If volume is your only musical qualifier, then there is probably only one band on your best of 2013 list. San Francisco metal duo Deafheaven dropped Sunbather last month, a seven track sonic masterpiece that relentlessly pulls at your heartstrings and threatens hearing damage for 60 minutes. The album’s opener “Dream House” has been universally declared one of the year’s best, as it expertly mixes black metal shape with post rock size and shoegaze atmosphere. The rest of the album continues in suit, taking you on an emotional roller coaster of brilliant architecture. But there’s always the question of “Can they pull it all off live?”, and with the size and undertaking of Sunbather, it wasn’t an unfair one to ask. But rest assured, Deafheaven’s live show only serves to further exercise the massive, beautiful power this band has created, and it now comes pretty damned close to the top of my list for best show of the year. With LA experimental rock group Marriages to open, Deafheaven gave us a night of blood, sweat and wonder to remember for weeks to come.
Marriages were a great pick for tourmates on this leg of Deafheaven’s support for Sunbather. The group, featuring Emma Ruth Rundle and Greg Burns of Red Sparowes, has been around for a couple years now. Through their ties to other great offerings of LA post rock and experimental rock, the band has some solid songwriting chops and is steadily building live potential. Marriages’ set pulled a lot from their 2012 record, Kitsune, balancing heavy atmosphere and dark landscape with great interplay between guitar, bass, and vocals. In particular, the Kitsune closer “Part The Dark Again” kicked ass and had much of the crowd enthralled, regardless of their prior knowledge of the group.
Deafheaven had only one real priority for their Seattle show: sonic domination. From the first rip of Kerry McCoy’s shimmering guitar intro “Dreamhouse” to George Clarke’s final howl on “The Pecan Tree”, the set was pure, unadulterated face-melting glory. The stage was dark, and nothing on it was particularly showy, but visuals weren’t exactly the priority for anyone in the room, band or crowd. Clarke’s work as a frontman captured all necessary attention, moving across the stage this way and that, dragging his microphone stand in dark-gloved hands, screaming his face off. Luckily for the crowd, he shared plenty of vocals with fans, embracing several in the front and screaming in blood-thirsty vitality directly into their eyes, only (at the very most) inches away. Behind him, the band threw down. McCoy’s guitars were only ever more brilliant with the ear-splitting level of volume.

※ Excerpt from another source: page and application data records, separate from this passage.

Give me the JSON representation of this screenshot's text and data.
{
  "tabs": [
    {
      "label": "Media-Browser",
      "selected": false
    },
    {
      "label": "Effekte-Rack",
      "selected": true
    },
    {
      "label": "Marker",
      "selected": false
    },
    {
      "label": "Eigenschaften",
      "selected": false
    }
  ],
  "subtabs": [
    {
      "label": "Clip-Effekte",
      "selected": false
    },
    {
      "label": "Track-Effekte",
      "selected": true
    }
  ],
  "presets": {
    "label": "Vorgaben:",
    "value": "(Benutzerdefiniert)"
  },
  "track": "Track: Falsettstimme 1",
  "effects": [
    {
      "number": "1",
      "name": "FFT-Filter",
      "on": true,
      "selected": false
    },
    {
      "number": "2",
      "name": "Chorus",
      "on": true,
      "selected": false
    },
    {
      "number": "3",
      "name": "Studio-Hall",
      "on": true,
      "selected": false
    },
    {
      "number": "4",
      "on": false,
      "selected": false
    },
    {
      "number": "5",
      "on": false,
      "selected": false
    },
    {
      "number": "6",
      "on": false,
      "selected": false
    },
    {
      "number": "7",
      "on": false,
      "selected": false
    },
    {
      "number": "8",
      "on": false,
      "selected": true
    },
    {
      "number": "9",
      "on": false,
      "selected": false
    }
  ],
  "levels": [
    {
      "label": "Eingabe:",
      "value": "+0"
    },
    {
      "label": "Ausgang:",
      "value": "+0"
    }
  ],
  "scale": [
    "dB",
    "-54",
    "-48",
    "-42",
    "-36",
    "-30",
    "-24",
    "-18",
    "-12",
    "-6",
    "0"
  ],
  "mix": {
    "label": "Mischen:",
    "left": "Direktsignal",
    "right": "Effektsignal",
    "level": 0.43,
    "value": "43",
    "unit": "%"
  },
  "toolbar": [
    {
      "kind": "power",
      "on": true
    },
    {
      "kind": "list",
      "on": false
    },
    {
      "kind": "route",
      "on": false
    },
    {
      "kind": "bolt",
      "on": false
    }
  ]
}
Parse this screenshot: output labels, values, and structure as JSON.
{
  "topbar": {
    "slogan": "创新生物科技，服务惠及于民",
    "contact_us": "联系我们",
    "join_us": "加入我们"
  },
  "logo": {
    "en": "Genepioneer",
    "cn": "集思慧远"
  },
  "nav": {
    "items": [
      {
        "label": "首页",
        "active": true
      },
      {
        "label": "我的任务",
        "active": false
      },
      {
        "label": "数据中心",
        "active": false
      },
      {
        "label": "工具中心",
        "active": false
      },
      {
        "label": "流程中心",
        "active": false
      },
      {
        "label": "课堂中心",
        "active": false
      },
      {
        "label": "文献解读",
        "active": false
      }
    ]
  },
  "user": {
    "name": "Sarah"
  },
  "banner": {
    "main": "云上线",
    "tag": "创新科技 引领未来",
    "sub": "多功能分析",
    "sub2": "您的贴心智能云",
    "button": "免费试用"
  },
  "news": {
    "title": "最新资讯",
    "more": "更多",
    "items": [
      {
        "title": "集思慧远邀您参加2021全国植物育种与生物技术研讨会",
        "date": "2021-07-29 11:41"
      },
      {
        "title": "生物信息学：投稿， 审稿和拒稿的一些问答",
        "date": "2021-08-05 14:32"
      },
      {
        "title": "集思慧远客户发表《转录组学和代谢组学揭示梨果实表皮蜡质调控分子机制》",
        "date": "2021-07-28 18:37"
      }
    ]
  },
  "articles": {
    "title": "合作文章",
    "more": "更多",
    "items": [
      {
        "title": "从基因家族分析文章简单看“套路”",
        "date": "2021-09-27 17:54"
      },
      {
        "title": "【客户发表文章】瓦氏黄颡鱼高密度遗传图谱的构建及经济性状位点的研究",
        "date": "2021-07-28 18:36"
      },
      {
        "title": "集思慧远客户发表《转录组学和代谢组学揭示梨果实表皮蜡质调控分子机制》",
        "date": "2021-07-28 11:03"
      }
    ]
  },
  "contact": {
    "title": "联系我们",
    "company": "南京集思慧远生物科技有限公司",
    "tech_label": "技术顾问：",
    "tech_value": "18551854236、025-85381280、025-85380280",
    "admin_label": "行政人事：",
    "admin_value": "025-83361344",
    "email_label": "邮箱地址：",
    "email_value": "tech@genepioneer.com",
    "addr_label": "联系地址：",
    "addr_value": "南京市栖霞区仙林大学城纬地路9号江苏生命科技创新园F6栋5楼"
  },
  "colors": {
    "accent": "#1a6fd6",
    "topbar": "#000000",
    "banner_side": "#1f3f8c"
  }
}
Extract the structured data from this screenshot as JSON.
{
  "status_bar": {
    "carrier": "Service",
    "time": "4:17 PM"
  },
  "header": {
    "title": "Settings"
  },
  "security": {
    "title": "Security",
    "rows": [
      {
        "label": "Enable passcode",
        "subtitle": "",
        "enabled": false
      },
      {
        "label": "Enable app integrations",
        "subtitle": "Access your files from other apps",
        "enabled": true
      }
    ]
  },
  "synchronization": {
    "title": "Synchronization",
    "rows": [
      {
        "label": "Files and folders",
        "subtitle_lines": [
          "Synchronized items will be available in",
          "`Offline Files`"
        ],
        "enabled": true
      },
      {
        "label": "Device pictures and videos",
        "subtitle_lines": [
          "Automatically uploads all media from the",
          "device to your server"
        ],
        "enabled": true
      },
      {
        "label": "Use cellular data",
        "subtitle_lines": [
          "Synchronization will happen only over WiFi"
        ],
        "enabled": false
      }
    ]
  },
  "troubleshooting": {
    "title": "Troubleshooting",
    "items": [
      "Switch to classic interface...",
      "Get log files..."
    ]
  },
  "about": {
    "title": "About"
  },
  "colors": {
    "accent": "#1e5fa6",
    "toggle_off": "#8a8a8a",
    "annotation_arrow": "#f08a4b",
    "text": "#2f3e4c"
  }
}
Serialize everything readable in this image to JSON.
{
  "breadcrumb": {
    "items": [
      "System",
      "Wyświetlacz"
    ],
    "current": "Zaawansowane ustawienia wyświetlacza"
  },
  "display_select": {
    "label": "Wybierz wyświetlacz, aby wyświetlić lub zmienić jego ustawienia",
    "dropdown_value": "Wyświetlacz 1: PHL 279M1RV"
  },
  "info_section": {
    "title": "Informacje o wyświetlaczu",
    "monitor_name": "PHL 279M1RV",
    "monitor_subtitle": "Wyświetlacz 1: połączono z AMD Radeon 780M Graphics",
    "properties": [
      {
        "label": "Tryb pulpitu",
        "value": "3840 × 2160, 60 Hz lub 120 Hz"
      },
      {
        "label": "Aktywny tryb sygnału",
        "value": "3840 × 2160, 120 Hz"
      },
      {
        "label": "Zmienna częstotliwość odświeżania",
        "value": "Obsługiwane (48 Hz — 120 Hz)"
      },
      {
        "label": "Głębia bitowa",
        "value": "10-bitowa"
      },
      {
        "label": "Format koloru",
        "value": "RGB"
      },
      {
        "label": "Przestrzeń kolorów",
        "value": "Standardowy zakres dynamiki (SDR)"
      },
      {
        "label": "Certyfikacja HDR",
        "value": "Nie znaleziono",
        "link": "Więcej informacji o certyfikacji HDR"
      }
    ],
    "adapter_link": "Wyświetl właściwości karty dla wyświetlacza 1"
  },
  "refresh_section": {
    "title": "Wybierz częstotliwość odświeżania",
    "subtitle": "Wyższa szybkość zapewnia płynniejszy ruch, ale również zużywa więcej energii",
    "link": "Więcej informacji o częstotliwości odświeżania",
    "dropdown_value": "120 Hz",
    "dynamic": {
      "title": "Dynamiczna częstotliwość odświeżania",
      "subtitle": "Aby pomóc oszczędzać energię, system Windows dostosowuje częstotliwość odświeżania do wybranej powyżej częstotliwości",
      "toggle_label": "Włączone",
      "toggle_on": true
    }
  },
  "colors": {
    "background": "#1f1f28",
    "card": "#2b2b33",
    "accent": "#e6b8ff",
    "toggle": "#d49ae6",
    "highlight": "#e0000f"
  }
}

Deafheaven’s set (encore included) was six songs. From Sunbather, they pulled “Dream House”, “Irresistible”, the title track, and “The Pecan Tree”, and from Roads to Judah, “Unrequited” and “Violet” as the closer. But with average track length at about 11 minutes, love and attachment to individual songs melted in a blaze of glory and the crowd really became one with the band’s signature brilliance. Here, in the live setting, it becomes most obvious that Deafheaven’s genius isn’t found in conquering never before seen territory or playing the most ungodly guitar riff you’ve ever heard. Rather, their synthesis of size and emotion is unequivocal – it’s a post rock show you can interact with by screaming along and taking a kick to the face from the high schooler who just stage dived without warning. Deafheaven have helmed a tear-jerking hardcore that you really only feel the full extent of in the live setting. That being said, next time they come around, you seriously don’t want to miss it.